I spent a good part of the night shuttling from backstage to the podium, introducing each award and the resepctive presenters. When it came time for the Author of the Year category, I was quite happily backstage as reigning CBA President, Mark Lefebvre (who writes as Mark Leslie), took the stage to rip open the envelope (yes, they actually do the whole “…and the winner is…” routine) and announce the lucky name. Fortunately, I was backstage at the time, fully expecting to hear one of the other stellar writers’ names called, when Mark distinctly read my name. It took me a moment to find my jaw on the floor, it was quite dark backstage, before I wobbled back onto the stage. I thanked the many independent booksellers with whom I’d worked over the preceding five years, paid tribute to my wonderful publicist at Random House, Frances Bedford and my literary agent, Beverley Slopen, and offered my deep appreciation to my editor and friend, the incomparable Douglas Gibson. Finally, I just closed by saying that there had never been a more grateful recipient of this honour. Then gathering myself, I switched back into emcee mode with my knees still knocking, noted that we were “now returning to regularly scheduled programming,” and introduced the next award. Then I darted backstage to hyperventilate until I had to return to the microphone to welcome the next presenter and generally keep the trains running on time. Believe me, I was very thankful for the distraction of my emcee duties. As I said in my closing remarks, when I think back, years from now, on the 2013 CBA Libris Awards, I suspect I’ll remember very little about my duties as emcee.
Winning Author of the Year was indeed a shock. But the honour really should be shared with my patient and indulgent family. You see, I’ve done a lot of talks and readings in the last few years. There were 130 last year, and I seem to be on a higher pace this year. I truly believe that this is how you sell books in this country, and better the odds that you’ll get to write and publish a next novel. But it is not without sacrifice. I haven’t been there for as many family dinners and weekends as I would have liked. The load at home unavoidably shifts to the shoulders of my wife, and two sons. I’m very grateful that they have accommodated the demands of my writing life, on top of everything else that comes with having a family. None of this would have happened without their support. Somehow, I will try to make it up to them…
I’m not quite sure how to process this, but it seems I’m a finalist for the Canadian Booksellers Association Author of the Year Libris Award. It’s an annual honour handed out by the independent booksellers to a “Canadian author of an outstanding literary work published in the previous year that makes a significant contribution to Canadian culture. The work must combine readability with strong sales. The author should be one who has offered strong support to the bookselling industry.” (There are lots of other Libris award categories but the graphic above just shows the first two.)
I certainly wouldn’t have thought I’d be a candidate for this, particularly when the other names in the running are Alice Munro, Will Ferguson, and Nancy Richler. (Since my great editor, Douglas Gibson, also edits Alice Munro, he’s quite excited about it all.) I have traveled the province, and sometimes the country, for readings, often supported by wonderful independent booksellers, but still, this is most unexpected.
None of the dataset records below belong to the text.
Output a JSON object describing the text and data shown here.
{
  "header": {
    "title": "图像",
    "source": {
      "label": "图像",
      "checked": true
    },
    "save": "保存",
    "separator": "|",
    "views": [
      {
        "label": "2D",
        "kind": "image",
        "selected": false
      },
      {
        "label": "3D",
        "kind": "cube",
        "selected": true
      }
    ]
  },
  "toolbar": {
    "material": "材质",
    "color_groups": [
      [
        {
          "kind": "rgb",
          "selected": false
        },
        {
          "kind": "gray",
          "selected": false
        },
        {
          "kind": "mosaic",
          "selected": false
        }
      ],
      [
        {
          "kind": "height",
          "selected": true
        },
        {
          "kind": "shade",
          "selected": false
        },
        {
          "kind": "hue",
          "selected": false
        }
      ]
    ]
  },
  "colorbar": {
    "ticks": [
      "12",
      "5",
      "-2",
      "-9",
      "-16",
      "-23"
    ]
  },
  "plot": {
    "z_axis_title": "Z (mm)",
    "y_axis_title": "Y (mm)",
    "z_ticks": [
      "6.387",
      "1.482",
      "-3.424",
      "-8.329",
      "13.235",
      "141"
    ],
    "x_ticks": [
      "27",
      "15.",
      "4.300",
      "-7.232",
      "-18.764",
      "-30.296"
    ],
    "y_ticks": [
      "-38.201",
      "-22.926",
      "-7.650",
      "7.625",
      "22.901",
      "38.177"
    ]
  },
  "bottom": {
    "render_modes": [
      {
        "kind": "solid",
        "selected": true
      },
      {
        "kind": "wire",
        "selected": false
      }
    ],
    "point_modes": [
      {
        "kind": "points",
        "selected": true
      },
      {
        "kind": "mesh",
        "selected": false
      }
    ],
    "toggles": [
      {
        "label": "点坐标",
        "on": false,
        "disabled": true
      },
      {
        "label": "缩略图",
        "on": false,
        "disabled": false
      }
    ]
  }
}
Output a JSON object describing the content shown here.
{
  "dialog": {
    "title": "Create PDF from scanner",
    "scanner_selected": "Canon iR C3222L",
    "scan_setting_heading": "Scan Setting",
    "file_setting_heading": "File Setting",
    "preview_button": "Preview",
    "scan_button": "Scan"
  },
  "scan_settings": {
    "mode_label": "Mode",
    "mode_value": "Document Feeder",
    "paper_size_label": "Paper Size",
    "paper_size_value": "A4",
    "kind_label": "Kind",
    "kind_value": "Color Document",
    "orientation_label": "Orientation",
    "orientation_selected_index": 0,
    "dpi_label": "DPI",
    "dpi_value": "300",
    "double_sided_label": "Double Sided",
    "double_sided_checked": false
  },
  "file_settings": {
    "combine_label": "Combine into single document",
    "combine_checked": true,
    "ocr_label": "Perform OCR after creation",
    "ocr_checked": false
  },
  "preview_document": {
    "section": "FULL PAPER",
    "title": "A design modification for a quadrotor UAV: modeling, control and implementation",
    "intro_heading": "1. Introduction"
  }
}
Needless to say, I’m shocked and thrilled at the same time. The awards are announced at a big dinner on June 3rd at the Toronto Congress Centre. I was actually the Emcee for this dinner last year. I don’t expect to be going anywhere near the stage this time around, but it sure is nice to be in such fine company on the shortlist. Perhaps I’ll get to meet Alice Munro. Now that would be cool…